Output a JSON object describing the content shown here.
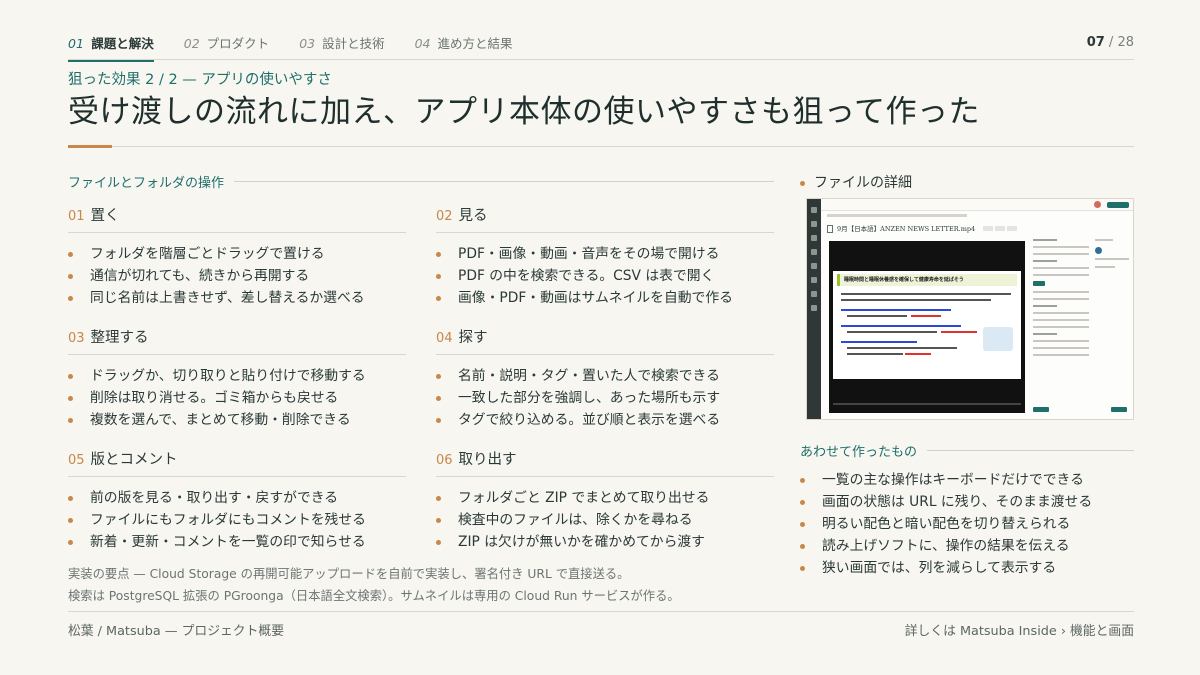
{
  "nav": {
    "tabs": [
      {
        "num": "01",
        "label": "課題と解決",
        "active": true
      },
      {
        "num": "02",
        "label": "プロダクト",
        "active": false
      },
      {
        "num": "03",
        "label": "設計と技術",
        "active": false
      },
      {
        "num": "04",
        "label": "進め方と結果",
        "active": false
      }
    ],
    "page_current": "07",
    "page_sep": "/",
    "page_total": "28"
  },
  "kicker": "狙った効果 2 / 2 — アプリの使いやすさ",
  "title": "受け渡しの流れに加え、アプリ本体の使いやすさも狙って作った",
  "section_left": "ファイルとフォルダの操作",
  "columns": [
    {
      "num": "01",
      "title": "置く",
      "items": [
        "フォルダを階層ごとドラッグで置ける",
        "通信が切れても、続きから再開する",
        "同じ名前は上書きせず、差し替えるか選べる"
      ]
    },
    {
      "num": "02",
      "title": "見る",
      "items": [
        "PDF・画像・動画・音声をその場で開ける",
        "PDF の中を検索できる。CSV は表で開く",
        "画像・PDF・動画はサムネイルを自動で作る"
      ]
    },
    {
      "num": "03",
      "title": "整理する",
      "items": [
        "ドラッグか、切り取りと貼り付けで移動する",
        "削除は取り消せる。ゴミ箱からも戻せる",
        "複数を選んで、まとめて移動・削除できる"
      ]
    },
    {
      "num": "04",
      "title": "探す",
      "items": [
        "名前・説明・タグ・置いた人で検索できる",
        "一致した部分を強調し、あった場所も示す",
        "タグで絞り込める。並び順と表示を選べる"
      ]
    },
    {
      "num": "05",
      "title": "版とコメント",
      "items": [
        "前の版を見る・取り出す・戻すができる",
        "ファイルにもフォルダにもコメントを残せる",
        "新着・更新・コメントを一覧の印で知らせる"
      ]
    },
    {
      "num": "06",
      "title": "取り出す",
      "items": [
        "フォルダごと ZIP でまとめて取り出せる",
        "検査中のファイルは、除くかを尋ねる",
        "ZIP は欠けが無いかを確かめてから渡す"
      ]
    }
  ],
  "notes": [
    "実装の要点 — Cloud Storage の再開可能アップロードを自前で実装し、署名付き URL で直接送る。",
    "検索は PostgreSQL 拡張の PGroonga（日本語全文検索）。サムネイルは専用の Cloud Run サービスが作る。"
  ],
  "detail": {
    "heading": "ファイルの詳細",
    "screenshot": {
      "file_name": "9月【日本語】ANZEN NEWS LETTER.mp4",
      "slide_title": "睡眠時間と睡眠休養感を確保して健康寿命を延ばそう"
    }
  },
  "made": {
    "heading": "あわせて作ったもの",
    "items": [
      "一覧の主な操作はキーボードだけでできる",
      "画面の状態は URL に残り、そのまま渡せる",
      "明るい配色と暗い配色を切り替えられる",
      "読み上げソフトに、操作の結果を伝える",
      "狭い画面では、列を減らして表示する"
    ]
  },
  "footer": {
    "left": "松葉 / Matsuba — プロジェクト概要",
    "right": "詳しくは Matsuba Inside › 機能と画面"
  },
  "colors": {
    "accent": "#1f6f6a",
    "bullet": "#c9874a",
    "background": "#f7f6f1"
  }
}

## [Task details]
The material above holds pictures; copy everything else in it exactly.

## [Solved problem]
Output a JSON object describing the content shown here.
{
  "nav": {
    "tabs": [
      {
        "num": "01",
        "label": "課題と解決",
        "active": true
      },
      {
        "num": "02",
        "label": "プロダクト",
        "active": false
      },
      {
        "num": "03",
        "label": "設計と技術",
        "active": false
      },
      {
        "num": "04",
        "label": "進め方と結果",
        "active": false
      }
    ],
    "page_current": "07",
    "page_sep": "/",
    "page_total": "28"
  },
  "kicker": "狙った効果 2 / 2 — アプリの使いやすさ",
  "title": "受け渡しの流れに加え、アプリ本体の使いやすさも狙って作った",
  "section_left": "ファイルとフォルダの操作",
  "columns": [
    {
      "num": "01",
      "title": "置く",
      "items": [
        "フォルダを階層ごとドラッグで置ける",
        "通信が切れても、続きから再開する",
        "同じ名前は上書きせず、差し替えるか選べる"
      ]
    },
    {
      "num": "02",
      "title": "見る",
      "items": [
        "PDF・画像・動画・音声をその場で開ける",
        "PDF の中を検索できる。CSV は表で開く",
        "画像・PDF・動画はサムネイルを自動で作る"
      ]
    },
    {
      "num": "03",
      "title": "整理する",
      "items": [
        "ドラッグか、切り取りと貼り付けで移動する",
        "削除は取り消せる。ゴミ箱からも戻せる",
        "複数を選んで、まとめて移動・削除できる"
      ]
    },
    {
      "num": "04",
      "title": "探す",
      "items": [
        "名前・説明・タグ・置いた人で検索できる",
        "一致した部分を強調し、あった場所も示す",
        "タグで絞り込める。並び順と表示を選べる"
      ]
    },
    {
      "num": "05",
      "title": "版とコメント",
      "items": [
        "前の版を見る・取り出す・戻すができる",
        "ファイルにもフォルダにもコメントを残せる",
        "新着・更新・コメントを一覧の印で知らせる"
      ]
    },
    {
      "num": "06",
      "title": "取り出す",
      "items": [
        "フォルダごと ZIP でまとめて取り出せる",
        "検査中のファイルは、除くかを尋ねる",
        "ZIP は欠けが無いかを確かめてから渡す"
      ]
    }
  ],
  "notes": [
    "実装の要点 — Cloud Storage の再開可能アップロードを自前で実装し、署名付き URL で直接送る。",
    "検索は PostgreSQL 拡張の PGroonga（日本語全文検索）。サムネイルは専用の Cloud Run サービスが作る。"
  ],
  "detail": {
    "heading": "ファイルの詳細",
    "screenshot": {
      "file_name": "9月【日本語】ANZEN NEWS LETTER.mp4",
      "slide_title": "睡眠時間と睡眠休養感を確保して健康寿命を延ばそう"
    }
  },
  "made": {
    "heading": "あわせて作ったもの",
    "items": [
      "一覧の主な操作はキーボードだけでできる",
      "画面の状態は URL に残り、そのまま渡せる",
      "明るい配色と暗い配色を切り替えられる",
      "読み上げソフトに、操作の結果を伝える",
      "狭い画面では、列を減らして表示する"
    ]
  },
  "footer": {
    "left": "松葉 / Matsuba — プロジェクト概要",
    "right": "詳しくは Matsuba Inside › 機能と画面"
  },
  "colors": {
    "accent": "#1f6f6a",
    "bullet": "#c9874a",
    "background": "#f7f6f1"
  }
}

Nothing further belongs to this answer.